All times Eastern
• Boyd-Buchanan (28-3) vs. Booker T. Washington (26-7), 5:30
• Meigs County (30-4) vs. Columbia Academy (28-4), 7
MURFREESBORO, Tenn. - How quickly the players on Boyd-Buchanan's and Meigs County's basketball teams adjust to their surroundings could determine how long both teams remain in the state tournament.
The tournament tips off today at Middle Tennessee State University's Murphy Center, and both the Buccaneers and Meigs' Tigers will play in the evening session of the Class A bracket. And while the goal of survive and advance is the same, their approach to tonight's opening round varies noticeably.
Boyd-Buchanan, which opens against high-octane Booker T. Washington at 5:30 EDT, will try to slow the pace of the game. By contrast, Meigs County wants a track meet in high tops in its 7 p.m. matchup against Columbia Academy.
"We want to go," said Meigs coach Sammy Perkinson, who has the Tigers in the tourney for the first time in 27 years. "We want to play like the game is on fast forward."
The idea of quickening the pace is in hopes of negating Columbia Academy's considerable size advantage, which includes 6-foot-9, 280-pound center Andrew Golden being guarded by a player seven inches shorter. A fast pace could also help Meigs force Columbia to need a bench group that Perkinson feels isn't as deep as his own.
The Tigers, who like Boyd-Buchanan haven't lost to a team in their classification this season, are on a 12-game winning streak with an average margin of 77-57 in that time. Mr. Basketball finalist Levi Woods, the team's lone senior, will be another determining factor for the Tigers. One of three players who averages more than 16 points per game for the Tigers, Woods isn't just a scorer, evidenced by his 11.1 rebounds and 4.3 assists per game.
Conversely, not only does Boyd-Buchanan want to play at a slower pace in its game, but the Bucs will rely on a roster without one focal player. The Bucs have had eight players lead them in scoring in a game this season and have six who average 6-14 points per game. Austin Walker and Justus McMillan are the only two double-digit scorers.
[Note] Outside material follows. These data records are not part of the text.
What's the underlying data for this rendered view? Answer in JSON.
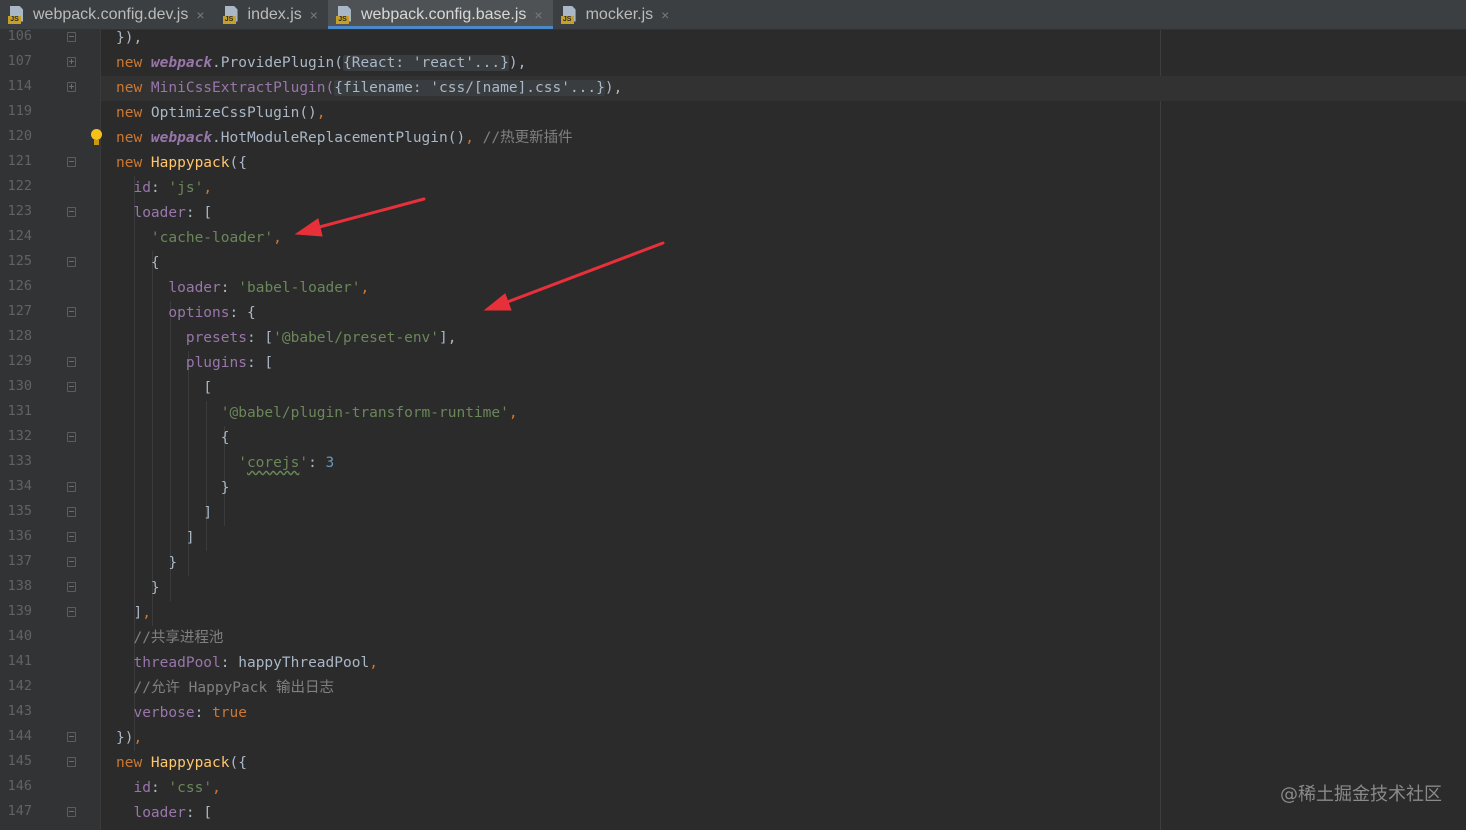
{
  "tabs": [
    {
      "label": "webpack.config.dev.js",
      "active": false,
      "closable": true,
      "icon": "js-file-icon"
    },
    {
      "label": "index.js",
      "active": false,
      "closable": true,
      "icon": "js-file-icon"
    },
    {
      "label": "webpack.config.base.js",
      "active": true,
      "closable": true,
      "icon": "js-file-icon"
    },
    {
      "label": "mocker.js",
      "active": false,
      "closable": true,
      "icon": "js-file-icon"
    }
  ],
  "tab_close_glyph": "×",
  "js_badge": "JS",
  "gutter": {
    "line_numbers": [
      "106",
      "107",
      "114",
      "119",
      "120",
      "121",
      "122",
      "123",
      "124",
      "125",
      "126",
      "127",
      "128",
      "129",
      "130",
      "131",
      "132",
      "133",
      "134",
      "135",
      "136",
      "137",
      "138",
      "139",
      "140",
      "141",
      "142",
      "143",
      "144",
      "145",
      "146",
      "147"
    ]
  },
  "code": {
    "l106": "}),",
    "l107_pre": "new ",
    "l107_obj": "webpack",
    "l107_call": ".ProvidePlugin(",
    "l107_fold": "{React: 'react'...}",
    "l107_end": "),",
    "l114_pre": "new ",
    "l114_name": "MiniCssExtractPlugin(",
    "l114_fold": "{filename: 'css/[name].css'...}",
    "l114_end": "),",
    "l119_pre": "new ",
    "l119_name": "OptimizeCssPlugin()",
    "l119_end": ",",
    "l120_pre": "new ",
    "l120_obj": "webpack",
    "l120_call": ".HotModuleReplacementPlugin()",
    "l120_comma": ",",
    "l120_cmt": " //热更新插件",
    "l121_pre": "new ",
    "l121_name": "Happypack",
    "l121_end": "({",
    "l122_key": "id",
    "l122_colon": ": ",
    "l122_val": "'js'",
    "l122_end": ",",
    "l123_key": "loader",
    "l123_end": ": [",
    "l124_val": "'cache-loader'",
    "l124_end": ",",
    "l125": "{",
    "l126_key": "loader",
    "l126_colon": ": ",
    "l126_val": "'babel-loader'",
    "l126_end": ",",
    "l127_key": "options",
    "l127_end": ": {",
    "l128_key": "presets",
    "l128_mid": ": [",
    "l128_val": "'@babel/preset-env'",
    "l128_end": "],",
    "l129_key": "plugins",
    "l129_end": ": [",
    "l130": "[",
    "l131_val": "'@babel/plugin-transform-runtime'",
    "l131_end": ",",
    "l132": "{",
    "l133_q1": "'",
    "l133_key": "corejs",
    "l133_q2": "'",
    "l133_colon": ": ",
    "l133_val": "3",
    "l134": "}",
    "l135": "]",
    "l136": "]",
    "l137": "}",
    "l138": "}",
    "l139_b": "]",
    "l139_end": ",",
    "l140": "//共享进程池",
    "l141_key": "threadPool",
    "l141_val": ": happyThreadPool",
    "l141_end": ",",
    "l142": "//允许 HappyPack 输出日志",
    "l143_key": "verbose",
    "l143_colon": ": ",
    "l143_val": "true",
    "l144_b": "})",
    "l144_end": ",",
    "l145_pre": "new ",
    "l145_name": "Happypack",
    "l145_end": "({",
    "l146_key": "id",
    "l146_colon": ": ",
    "l146_val": "'css'",
    "l146_end": ",",
    "l147_key": "loader",
    "l147_end": ": ["
  },
  "annotation_color": "#e8303a",
  "watermark": "@稀土掘金技术社区"
}
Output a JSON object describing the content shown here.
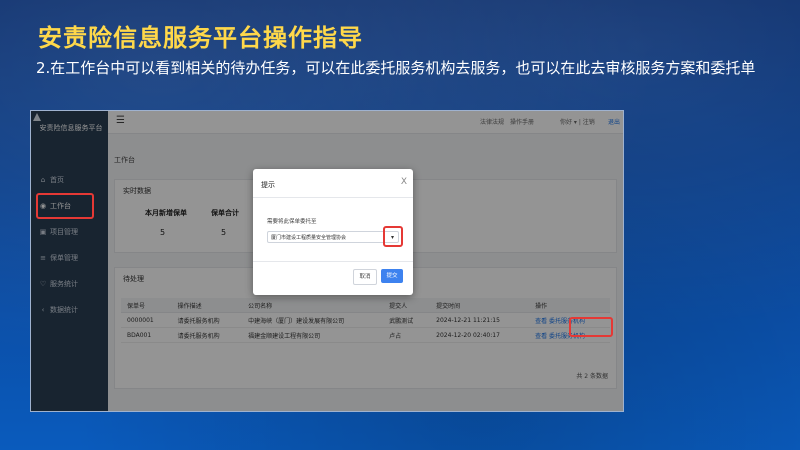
{
  "slide": {
    "title": "安责险信息服务平台操作指导",
    "description": "2.在工作台中可以看到相关的待办任务，可以在此委托服务机构去服务，也可以在此去审核服务方案和委托单"
  },
  "app": {
    "brand": "安责险信息服务平台",
    "nav": [
      {
        "icon": "home-icon",
        "label": "首页"
      },
      {
        "icon": "workbench-icon",
        "label": "工作台"
      },
      {
        "icon": "project-icon",
        "label": "项目管理"
      },
      {
        "icon": "policy-icon",
        "label": "保单管理"
      },
      {
        "icon": "service-icon",
        "label": "服务统计"
      },
      {
        "icon": "stats-icon",
        "label": "数据统计"
      }
    ],
    "topbar": {
      "links": [
        "法律法规",
        "操作手册"
      ],
      "user": "你好 ▾ | 注销",
      "exit": "退出"
    },
    "breadcrumb": "工作台",
    "stats_panel": {
      "title": "实时数据",
      "items": [
        {
          "label": "本月新增保单",
          "value": "5"
        },
        {
          "label": "保单合计",
          "value": "5"
        }
      ]
    },
    "todo_panel": {
      "title": "待处理",
      "columns": [
        "保单号",
        "操作描述",
        "公司名称",
        "提交人",
        "提交时间",
        "操作"
      ],
      "rows": [
        {
          "no": "0000001",
          "desc": "请委托服务机构",
          "company": "中建海峡（厦门）建设发展有限公司",
          "user": "武鹏测试",
          "time": "2024-12-21 11:21:15",
          "actions": [
            "查看",
            "委托服务机构"
          ]
        },
        {
          "no": "BDA001",
          "desc": "请委托服务机构",
          "company": "福建金顺建设工程有限公司",
          "user": "卢占",
          "time": "2024-12-20 02:40:17",
          "actions": [
            "查看",
            "委托服务机构"
          ]
        }
      ],
      "pager": "共 2 条数据"
    },
    "dialog": {
      "title": "提示",
      "close": "X",
      "label": "需要将此保单委托至",
      "select_value": "厦门市建设工程质量安全管理协会",
      "cancel": "取消",
      "confirm": "提交"
    }
  },
  "colors": {
    "title": "#ffd84a",
    "highlight": "#e53935",
    "primary": "#3d82ef"
  }
}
The experienced Bucs, who own nine wins over teams in larger classes, have been able to adjust to a variety of styles thrown at them this season. They have proven they can run at times. However, they haven't faced a team that likes to press, trap and run as much at BTW, which has scored 80-plus points 13 times.
"Our kids are comfortable playing at whatever pace they have to, but we would definitely prefer to slow this game down more than Booker T. Washington wants to," said coach Cole Rose, who has the Bucs back in the tournament for the first time since they won the state title in 1996. "We are a very selfless team and that makes us tough to scout, hopefully.
"We played a tough schedule against a lot of different styles, and I believe that gave our guys a lot of confidence that they can play with anybody."
Contact Stephen Hargis at email@example.com or 423-757-6293.